This ‘trend’ has been an interesting subsection of psychology for a while now, first configured by Japanese roboticist Masahiro Mori in the 70s who hypothesised that humans had a bad reaction to his humanoids. Hardcore uncanny valley creators won’t have even been the first time we experienced *that* spooky feeling. If you went to watch the 2019 film Cats, hid behind the couch when the 2005 Hoodwinked popped on your screen, or ever had to sit through the nightmare fuel that is Edward and Bella’s daughter Renesme in Twilight: Breaking Dawn, then you’re a firm victim to the uncanny valley already. 

Our interest in these dystopian beings has branched out into the likes of TikTok’s generated back rooms, which have had users in the comments admitting they lost days to exploring, and experienced nightmares as a result. We have been bugging out over real crime podcasts and murder cases, and even started to create our own short horrors just to feel something again. Perhaps Gen Z’s ego is getting in the way of admitting we are the ultimate desensitised generation, and have resorted to shape-shifting ourselves into android creatures to feel fear, get attention, or switch realities for even just a moment. 

Creators are quite literally morphing themselves into the filters and digital constructs designed to steal their job, and somehow creating a newfound high art out of it (a subject ironically argued in philosophy to be as human as you can get). But admittedly, fear makes us wonder if we will even be able to decipher the difference between human and android soon?
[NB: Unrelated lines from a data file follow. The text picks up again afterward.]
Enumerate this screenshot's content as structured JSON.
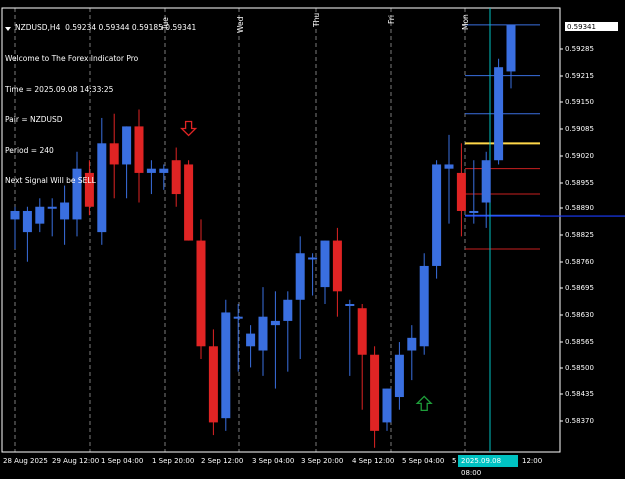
{
  "header": {
    "symbol_line": "NZDUSD,H4  0.59234 0.59344 0.59185 0.59341",
    "lines": [
      "Welcome to The Forex Indicator Pro",
      "Time = 2025.09.08 14:33:25",
      "Pair = NZDUSD",
      "Period = 240",
      "Next Signal Will be SELL"
    ]
  },
  "price_axis": {
    "labels": [
      "0.59285",
      "0.59215",
      "0.59150",
      "0.59085",
      "0.59020",
      "0.58955",
      "0.58890",
      "0.58825",
      "0.58760",
      "0.58695",
      "0.58630",
      "0.58565",
      "0.58500",
      "0.58435",
      "0.58370"
    ],
    "current_price": "0.59341"
  },
  "time_axis": {
    "labels": [
      "28 Aug 2025",
      "29 Aug 12:00",
      "1 Sep 04:00",
      "1 Sep 20:00",
      "2 Sep 12:00",
      "3 Sep 04:00",
      "3 Sep 20:00",
      "4 Sep 12:00",
      "5 Sep 04:00",
      "5",
      "12:00"
    ],
    "current_time": "2025.09.08 08:00"
  },
  "day_labels": [
    "Tue",
    "Wed",
    "Thu",
    "Fri",
    "Mon"
  ],
  "colors": {
    "bull": "#3a6fe0",
    "bear": "#e02424",
    "grid": "#ffffff",
    "level_blue": "#3a6fe0",
    "level_red": "#c82020",
    "level_yellow": "#ffd84a",
    "cursor": "#00c2c2",
    "bid_line": "#1a3cff"
  },
  "chart_data": {
    "type": "candlestick",
    "candles": [
      {
        "o": 0.5888,
        "h": 0.5891,
        "l": 0.5881,
        "c": 0.589
      },
      {
        "o": 0.5885,
        "h": 0.5891,
        "l": 0.5878,
        "c": 0.589
      },
      {
        "o": 0.5887,
        "h": 0.5893,
        "l": 0.5885,
        "c": 0.5891
      },
      {
        "o": 0.5891,
        "h": 0.5893,
        "l": 0.5884,
        "c": 0.5891
      },
      {
        "o": 0.5888,
        "h": 0.5896,
        "l": 0.5882,
        "c": 0.5892
      },
      {
        "o": 0.5888,
        "h": 0.5904,
        "l": 0.5884,
        "c": 0.59
      },
      {
        "o": 0.5899,
        "h": 0.5902,
        "l": 0.5889,
        "c": 0.5891
      },
      {
        "o": 0.5885,
        "h": 0.5912,
        "l": 0.5882,
        "c": 0.5906
      },
      {
        "o": 0.5906,
        "h": 0.5913,
        "l": 0.5893,
        "c": 0.5901
      },
      {
        "o": 0.5901,
        "h": 0.591,
        "l": 0.5893,
        "c": 0.591
      },
      {
        "o": 0.591,
        "h": 0.5914,
        "l": 0.5892,
        "c": 0.5899
      },
      {
        "o": 0.5899,
        "h": 0.5902,
        "l": 0.5894,
        "c": 0.59
      },
      {
        "o": 0.5899,
        "h": 0.5901,
        "l": 0.5895,
        "c": 0.59
      },
      {
        "o": 0.5902,
        "h": 0.5905,
        "l": 0.5891,
        "c": 0.5894
      },
      {
        "o": 0.5901,
        "h": 0.5902,
        "l": 0.5883,
        "c": 0.5883
      },
      {
        "o": 0.5883,
        "h": 0.5888,
        "l": 0.5855,
        "c": 0.5858
      },
      {
        "o": 0.5858,
        "h": 0.5862,
        "l": 0.5837,
        "c": 0.584
      },
      {
        "o": 0.5841,
        "h": 0.5869,
        "l": 0.5838,
        "c": 0.5866
      },
      {
        "o": 0.5865,
        "h": 0.5868,
        "l": 0.5852,
        "c": 0.5865
      },
      {
        "o": 0.5858,
        "h": 0.5863,
        "l": 0.5853,
        "c": 0.5861
      },
      {
        "o": 0.5857,
        "h": 0.5872,
        "l": 0.5851,
        "c": 0.5865
      },
      {
        "o": 0.5863,
        "h": 0.5871,
        "l": 0.5848,
        "c": 0.5864
      },
      {
        "o": 0.5864,
        "h": 0.5871,
        "l": 0.5852,
        "c": 0.5869
      },
      {
        "o": 0.5869,
        "h": 0.5884,
        "l": 0.5855,
        "c": 0.588
      },
      {
        "o": 0.5879,
        "h": 0.588,
        "l": 0.587,
        "c": 0.5879
      },
      {
        "o": 0.5872,
        "h": 0.5883,
        "l": 0.5868,
        "c": 0.5883
      },
      {
        "o": 0.5883,
        "h": 0.5886,
        "l": 0.5865,
        "c": 0.5871
      },
      {
        "o": 0.5868,
        "h": 0.5869,
        "l": 0.5851,
        "c": 0.5868
      },
      {
        "o": 0.5867,
        "h": 0.5868,
        "l": 0.5843,
        "c": 0.5856
      },
      {
        "o": 0.5856,
        "h": 0.5858,
        "l": 0.5834,
        "c": 0.5838
      },
      {
        "o": 0.584,
        "h": 0.5848,
        "l": 0.5838,
        "c": 0.5848
      },
      {
        "o": 0.5846,
        "h": 0.5859,
        "l": 0.5843,
        "c": 0.5856
      },
      {
        "o": 0.5857,
        "h": 0.5863,
        "l": 0.585,
        "c": 0.586
      },
      {
        "o": 0.5858,
        "h": 0.588,
        "l": 0.5856,
        "c": 0.5877
      },
      {
        "o": 0.5877,
        "h": 0.5902,
        "l": 0.5874,
        "c": 0.5901
      },
      {
        "o": 0.59,
        "h": 0.5908,
        "l": 0.5887,
        "c": 0.5901
      },
      {
        "o": 0.5899,
        "h": 0.5906,
        "l": 0.5884,
        "c": 0.589
      },
      {
        "o": 0.589,
        "h": 0.5902,
        "l": 0.5887,
        "c": 0.589
      },
      {
        "o": 0.5892,
        "h": 0.5904,
        "l": 0.5886,
        "c": 0.5902
      },
      {
        "o": 0.5902,
        "h": 0.5926,
        "l": 0.5901,
        "c": 0.5924
      },
      {
        "o": 0.5923,
        "h": 0.5934,
        "l": 0.5919,
        "c": 0.5934
      }
    ],
    "ylim": [
      0.5834,
      0.5935
    ],
    "levels": [
      {
        "price": 0.5934,
        "color": "level_blue"
      },
      {
        "price": 0.5922,
        "color": "level_blue"
      },
      {
        "price": 0.5913,
        "color": "level_blue"
      },
      {
        "price": 0.5906,
        "color": "level_yellow"
      },
      {
        "price": 0.59,
        "color": "level_red"
      },
      {
        "price": 0.5894,
        "color": "level_red"
      },
      {
        "price": 0.5889,
        "color": "level_blue"
      },
      {
        "price": 0.5881,
        "color": "level_red"
      }
    ],
    "signals": [
      {
        "type": "sell",
        "candle": 14,
        "price": 0.59095
      },
      {
        "type": "buy",
        "candle": 33,
        "price": 0.58445
      }
    ]
  }
}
As many commenters like to warn: “The existence of the uncanny valley implies that at some point there was an evolutionary reason to be afraid of something that looked human but wasn’t. You are bringing them back.” Eeek!

WriterElla Chadwick
Banner Image CreditWorking Title Films